(Entries from a dataset of interfaces)
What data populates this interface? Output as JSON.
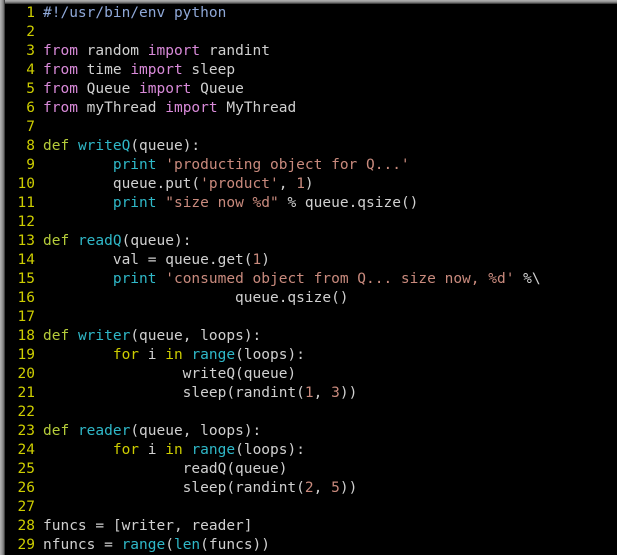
{
  "editor": {
    "language": "python",
    "line_count": 29,
    "background_color": "#000000",
    "gutter_color": "#cdcd00",
    "frame_color": "#9a9a9a"
  },
  "palette": {
    "comment": "#8fa8d8",
    "import_keyword": "#d98ad9",
    "def_keyword": "#b5cc3a",
    "function_name": "#2fb8c8",
    "builtin": "#2fb8c8",
    "control_keyword": "#cdcd00",
    "string": "#c98a7d",
    "number": "#c98a7d",
    "plain": "#d0d0d0"
  },
  "lines": [
    {
      "number": "1",
      "tokens": [
        {
          "t": "#!/usr/bin/env python",
          "c": "tok-comment"
        }
      ]
    },
    {
      "number": "2",
      "tokens": []
    },
    {
      "number": "3",
      "tokens": [
        {
          "t": "from",
          "c": "tok-import"
        },
        {
          "t": " random ",
          "c": "tok-module"
        },
        {
          "t": "import",
          "c": "tok-import"
        },
        {
          "t": " randint",
          "c": "tok-module"
        }
      ]
    },
    {
      "number": "4",
      "tokens": [
        {
          "t": "from",
          "c": "tok-import"
        },
        {
          "t": " time ",
          "c": "tok-module"
        },
        {
          "t": "import",
          "c": "tok-import"
        },
        {
          "t": " sleep",
          "c": "tok-module"
        }
      ]
    },
    {
      "number": "5",
      "tokens": [
        {
          "t": "from",
          "c": "tok-import"
        },
        {
          "t": " Queue ",
          "c": "tok-module"
        },
        {
          "t": "import",
          "c": "tok-import"
        },
        {
          "t": " Queue",
          "c": "tok-module"
        }
      ]
    },
    {
      "number": "6",
      "tokens": [
        {
          "t": "from",
          "c": "tok-import"
        },
        {
          "t": " myThread ",
          "c": "tok-module"
        },
        {
          "t": "import",
          "c": "tok-import"
        },
        {
          "t": " MyThread",
          "c": "tok-module"
        }
      ]
    },
    {
      "number": "7",
      "tokens": []
    },
    {
      "number": "8",
      "tokens": [
        {
          "t": "def",
          "c": "tok-def"
        },
        {
          "t": " ",
          "c": "tok-plain"
        },
        {
          "t": "writeQ",
          "c": "tok-funcname"
        },
        {
          "t": "(queue):",
          "c": "tok-plain"
        }
      ]
    },
    {
      "number": "9",
      "tokens": [
        {
          "t": "        ",
          "c": "tok-plain"
        },
        {
          "t": "print",
          "c": "tok-builtin"
        },
        {
          "t": " ",
          "c": "tok-plain"
        },
        {
          "t": "'producting object for Q...'",
          "c": "tok-string"
        }
      ]
    },
    {
      "number": "10",
      "tokens": [
        {
          "t": "        queue.put(",
          "c": "tok-plain"
        },
        {
          "t": "'product'",
          "c": "tok-string"
        },
        {
          "t": ", ",
          "c": "tok-plain"
        },
        {
          "t": "1",
          "c": "tok-number"
        },
        {
          "t": ")",
          "c": "tok-plain"
        }
      ]
    },
    {
      "number": "11",
      "tokens": [
        {
          "t": "        ",
          "c": "tok-plain"
        },
        {
          "t": "print",
          "c": "tok-builtin"
        },
        {
          "t": " ",
          "c": "tok-plain"
        },
        {
          "t": "\"size now %d\"",
          "c": "tok-string"
        },
        {
          "t": " % queue.qsize()",
          "c": "tok-plain"
        }
      ]
    },
    {
      "number": "12",
      "tokens": []
    },
    {
      "number": "13",
      "tokens": [
        {
          "t": "def",
          "c": "tok-def"
        },
        {
          "t": " ",
          "c": "tok-plain"
        },
        {
          "t": "readQ",
          "c": "tok-funcname"
        },
        {
          "t": "(queue):",
          "c": "tok-plain"
        }
      ]
    },
    {
      "number": "14",
      "tokens": [
        {
          "t": "        val = queue.get(",
          "c": "tok-plain"
        },
        {
          "t": "1",
          "c": "tok-number"
        },
        {
          "t": ")",
          "c": "tok-plain"
        }
      ]
    },
    {
      "number": "15",
      "tokens": [
        {
          "t": "        ",
          "c": "tok-plain"
        },
        {
          "t": "print",
          "c": "tok-builtin"
        },
        {
          "t": " ",
          "c": "tok-plain"
        },
        {
          "t": "'consumed object from Q... size now, %d'",
          "c": "tok-string"
        },
        {
          "t": " %\\",
          "c": "tok-plain"
        }
      ]
    },
    {
      "number": "16",
      "tokens": [
        {
          "t": "                      queue.qsize()",
          "c": "tok-plain"
        }
      ]
    },
    {
      "number": "17",
      "tokens": []
    },
    {
      "number": "18",
      "tokens": [
        {
          "t": "def",
          "c": "tok-def"
        },
        {
          "t": " ",
          "c": "tok-plain"
        },
        {
          "t": "writer",
          "c": "tok-funcname"
        },
        {
          "t": "(queue, loops):",
          "c": "tok-plain"
        }
      ]
    },
    {
      "number": "19",
      "tokens": [
        {
          "t": "        ",
          "c": "tok-plain"
        },
        {
          "t": "for",
          "c": "tok-keyword"
        },
        {
          "t": " i ",
          "c": "tok-plain"
        },
        {
          "t": "in",
          "c": "tok-keyword"
        },
        {
          "t": " ",
          "c": "tok-plain"
        },
        {
          "t": "range",
          "c": "tok-builtin"
        },
        {
          "t": "(loops):",
          "c": "tok-plain"
        }
      ]
    },
    {
      "number": "20",
      "tokens": [
        {
          "t": "                writeQ(queue)",
          "c": "tok-plain"
        }
      ]
    },
    {
      "number": "21",
      "tokens": [
        {
          "t": "                sleep(randint(",
          "c": "tok-plain"
        },
        {
          "t": "1",
          "c": "tok-number"
        },
        {
          "t": ", ",
          "c": "tok-plain"
        },
        {
          "t": "3",
          "c": "tok-number"
        },
        {
          "t": "))",
          "c": "tok-plain"
        }
      ]
    },
    {
      "number": "22",
      "tokens": []
    },
    {
      "number": "23",
      "tokens": [
        {
          "t": "def",
          "c": "tok-def"
        },
        {
          "t": " ",
          "c": "tok-plain"
        },
        {
          "t": "reader",
          "c": "tok-funcname"
        },
        {
          "t": "(queue, loops):",
          "c": "tok-plain"
        }
      ]
    },
    {
      "number": "24",
      "tokens": [
        {
          "t": "        ",
          "c": "tok-plain"
        },
        {
          "t": "for",
          "c": "tok-keyword"
        },
        {
          "t": " i ",
          "c": "tok-plain"
        },
        {
          "t": "in",
          "c": "tok-keyword"
        },
        {
          "t": " ",
          "c": "tok-plain"
        },
        {
          "t": "range",
          "c": "tok-builtin"
        },
        {
          "t": "(loops):",
          "c": "tok-plain"
        }
      ]
    },
    {
      "number": "25",
      "tokens": [
        {
          "t": "                readQ(queue)",
          "c": "tok-plain"
        }
      ]
    },
    {
      "number": "26",
      "tokens": [
        {
          "t": "                sleep(randint(",
          "c": "tok-plain"
        },
        {
          "t": "2",
          "c": "tok-number"
        },
        {
          "t": ", ",
          "c": "tok-plain"
        },
        {
          "t": "5",
          "c": "tok-number"
        },
        {
          "t": "))",
          "c": "tok-plain"
        }
      ]
    },
    {
      "number": "27",
      "tokens": []
    },
    {
      "number": "28",
      "tokens": [
        {
          "t": "funcs = [writer, reader]",
          "c": "tok-plain"
        }
      ]
    },
    {
      "number": "29",
      "tokens": [
        {
          "t": "nfuncs = ",
          "c": "tok-plain"
        },
        {
          "t": "range",
          "c": "tok-builtin"
        },
        {
          "t": "(",
          "c": "tok-plain"
        },
        {
          "t": "len",
          "c": "tok-builtin"
        },
        {
          "t": "(funcs))",
          "c": "tok-plain"
        }
      ]
    }
  ]
}
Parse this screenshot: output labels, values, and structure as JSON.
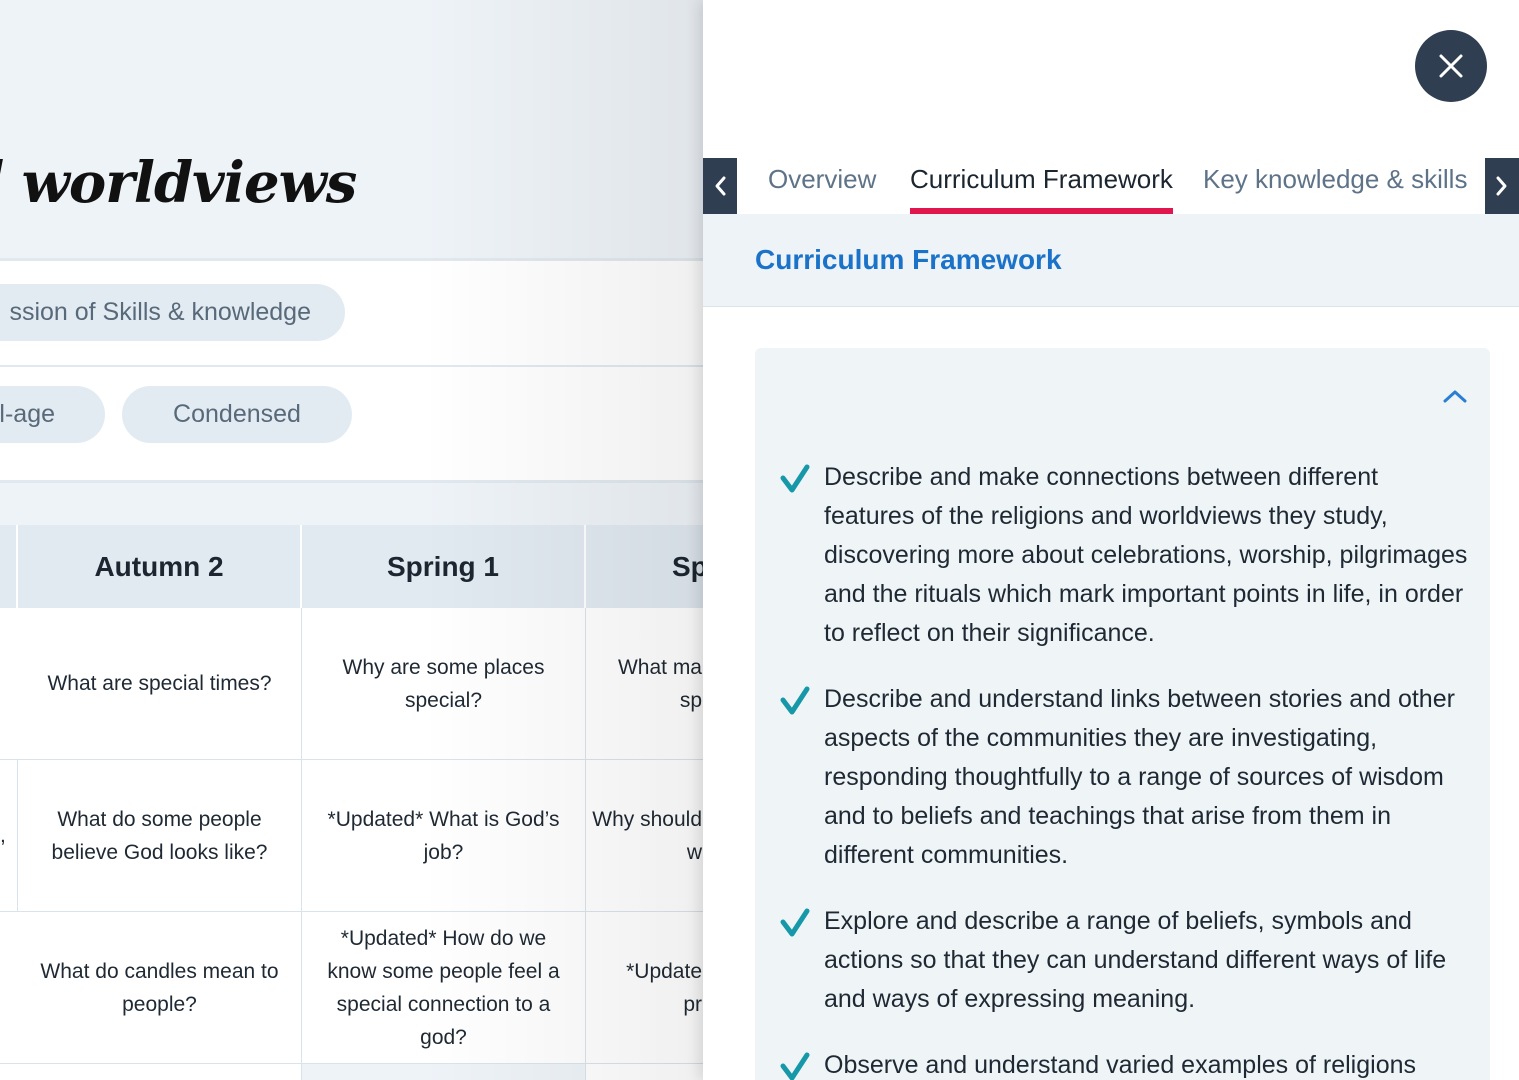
{
  "background": {
    "title": "and worldviews",
    "pills": {
      "progression": "ssion of Skills & knowledge",
      "mixed_age": "l-age",
      "condensed": "Condensed"
    },
    "table": {
      "headers": [
        "Autumn 2",
        "Spring 1",
        "Sp"
      ],
      "rows": [
        [
          "What are special times?",
          "Why are some places special?",
          "What ma\nsp"
        ],
        [
          "What do some people believe God looks like?",
          "*Updated* What is God’s job?",
          "Why should\nw"
        ],
        [
          "What do candles mean to people?",
          "*Updated* How do we know some people feel a special connection to a god?",
          "*Update\npr"
        ]
      ],
      "edge_marks": [
        "",
        ",",
        ""
      ]
    }
  },
  "panel": {
    "close_icon": "close-icon",
    "tabs": [
      {
        "label": "Overview",
        "active": false
      },
      {
        "label": "Curriculum Framework",
        "active": true
      },
      {
        "label": "Key knowledge & skills",
        "active": false
      }
    ],
    "section_title": "Curriculum Framework",
    "items": [
      "Describe and make connections between different features of the religions and worldviews they study, discovering more about celebrations, worship, pilgrimages and the rituals which mark important points in life, in order to reflect on their significance.",
      "Describe and understand links between stories and other aspects of the communities they are investigating, responding thoughtfully to a range of sources of wisdom and to beliefs and teachings that arise from them in different communities.",
      "Explore and describe a range of beliefs, symbols and actions so that they can understand different ways of life and ways of expressing meaning.",
      "Observe and understand varied examples of religions"
    ]
  },
  "colors": {
    "accent": "#e0164f",
    "link": "#1a73c9",
    "dark": "#2f3e50",
    "check": "#1798a8"
  }
}
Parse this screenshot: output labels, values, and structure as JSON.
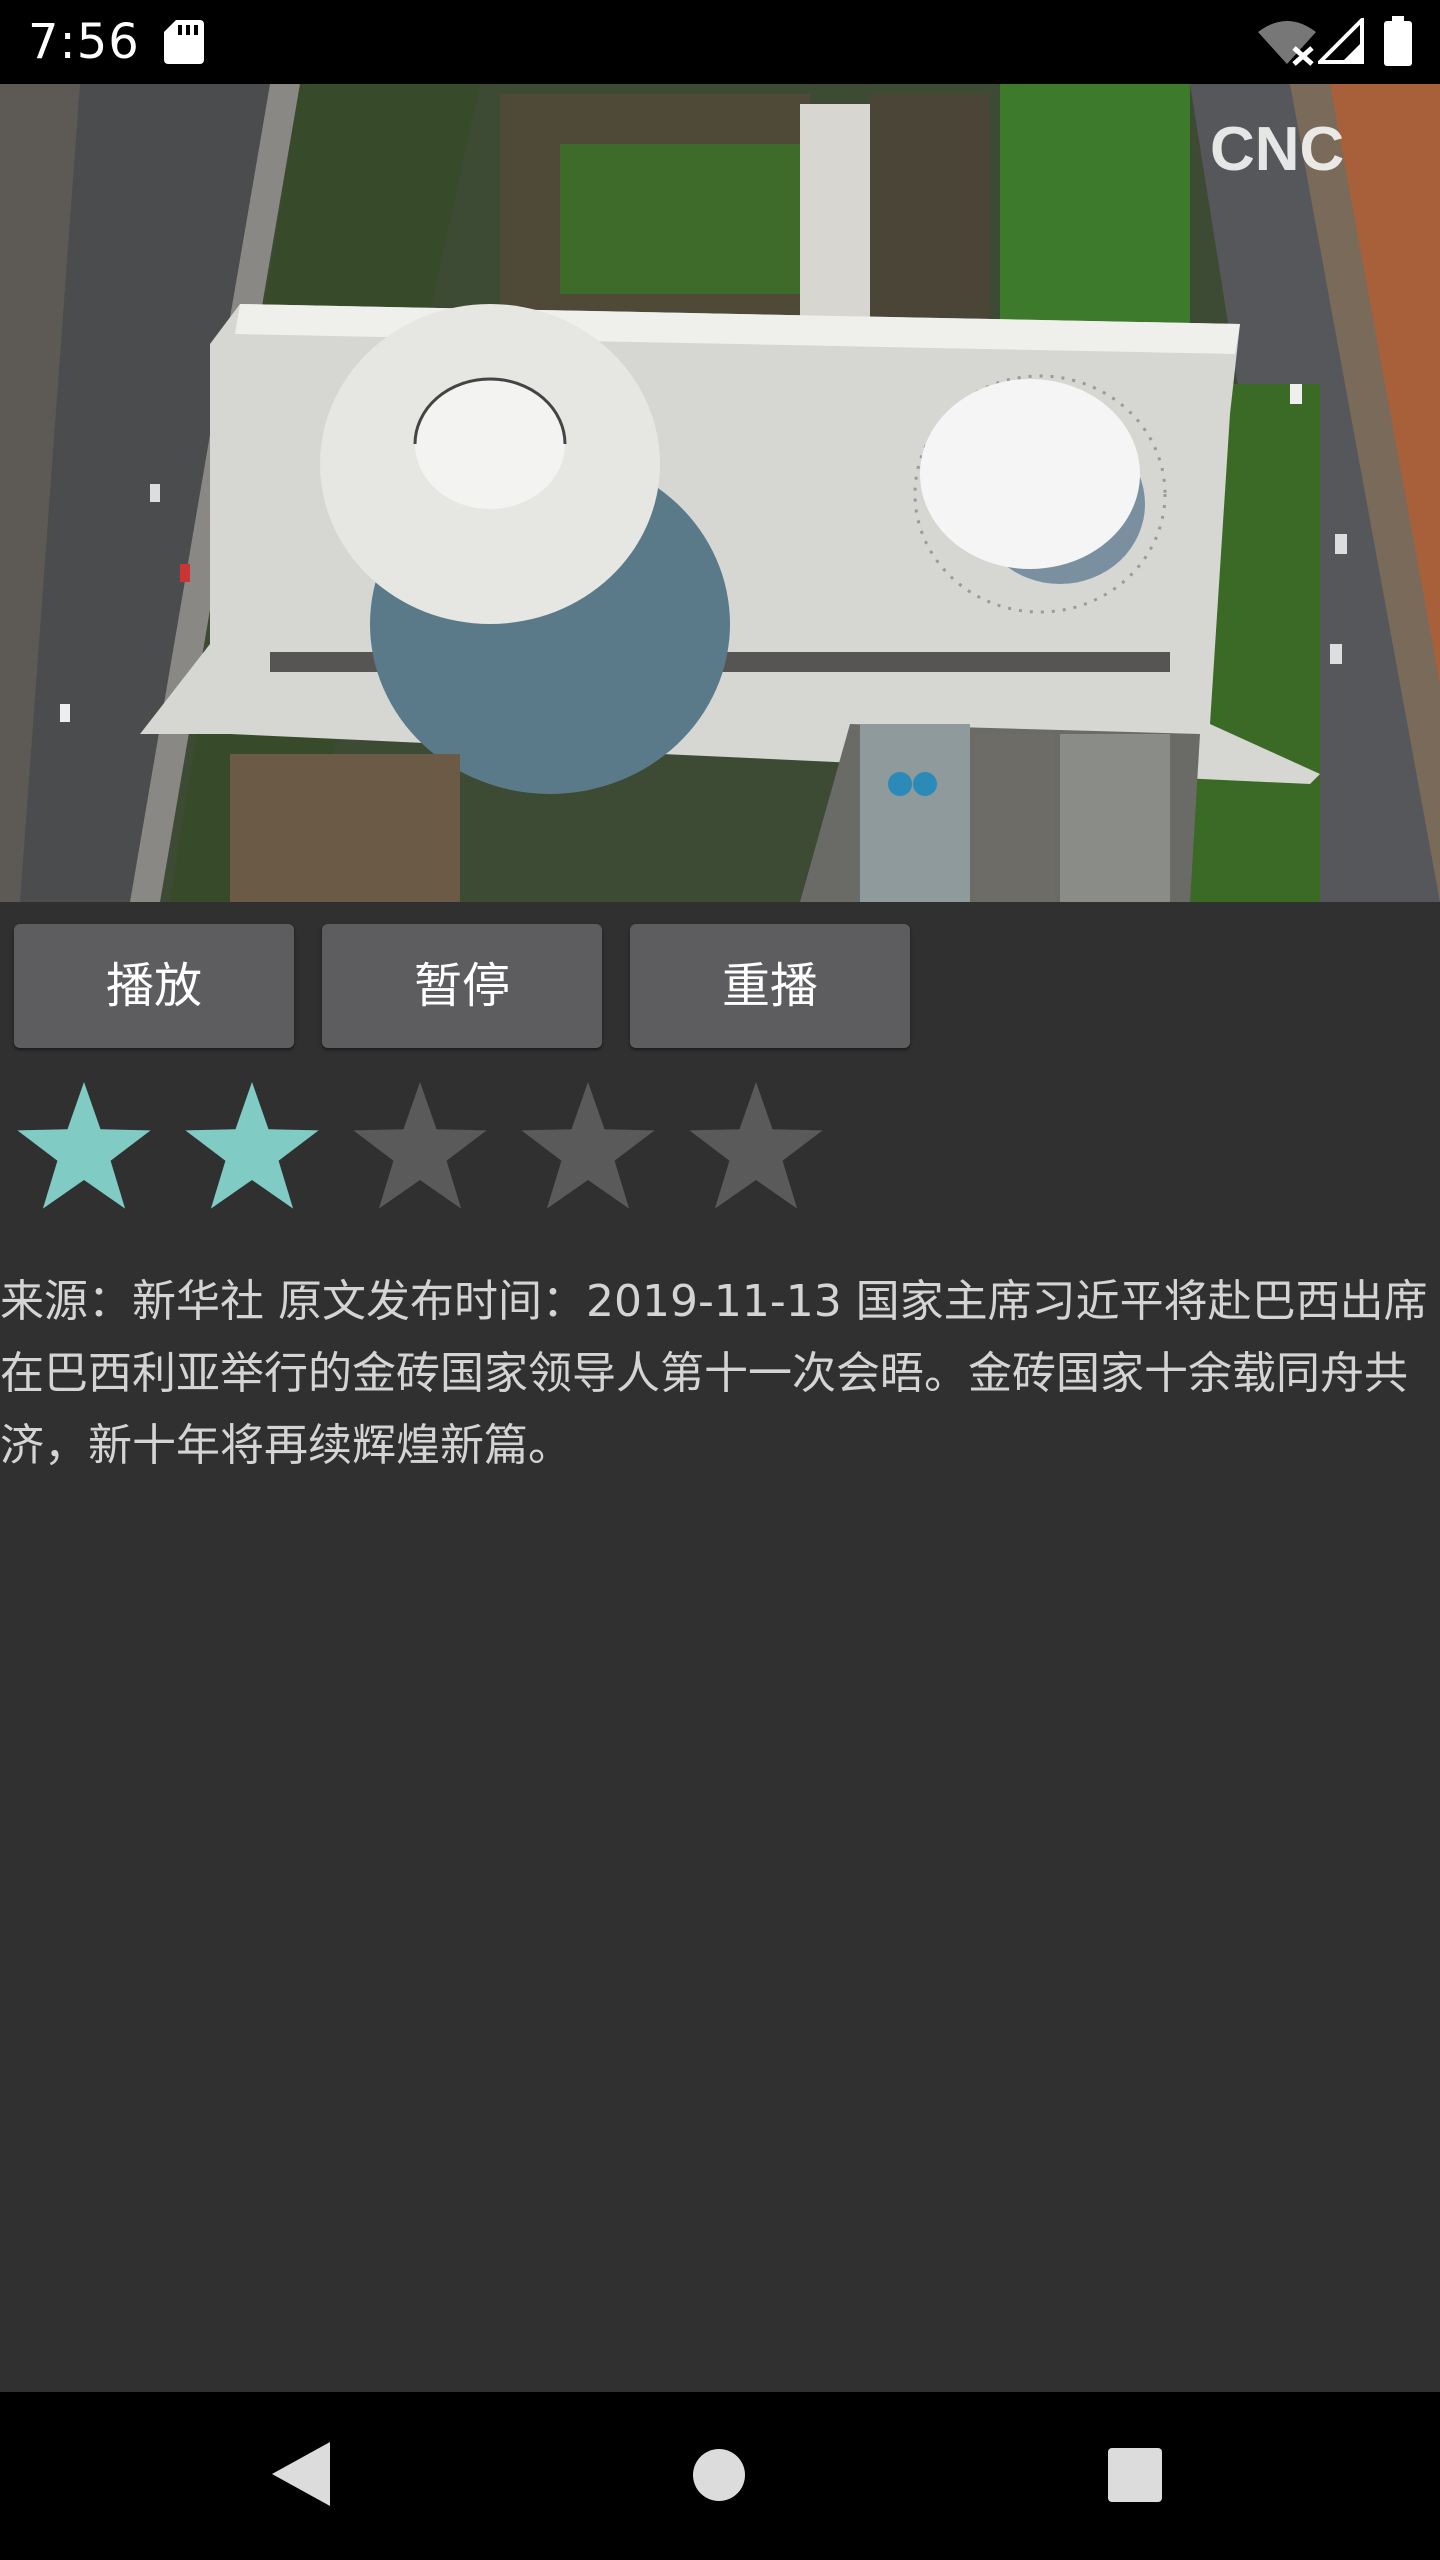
{
  "status_bar": {
    "time": "7:56",
    "icons": [
      "sd-card-icon",
      "wifi-off-icon",
      "cell-signal-icon",
      "battery-icon"
    ]
  },
  "video": {
    "watermark": "CNC",
    "content": "aerial-building-footage"
  },
  "controls": {
    "play_label": "播放",
    "pause_label": "暂停",
    "replay_label": "重播"
  },
  "rating": {
    "value": 2,
    "max": 5,
    "filled_color": "#80cbc4",
    "empty_color": "#5a5a5a"
  },
  "description": "来源：新华社 原文发布时间：2019-11-13 国家主席习近平将赴巴西出席在巴西利亚举行的金砖国家领导人第十一次会晤。金砖国家十余载同舟共济，新十年将再续辉煌新篇。",
  "nav_bar": {
    "icons": [
      "back-icon",
      "home-icon",
      "recents-icon"
    ]
  }
}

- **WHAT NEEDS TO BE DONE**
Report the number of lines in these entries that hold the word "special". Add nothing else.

- **TASK OUTPUT**
3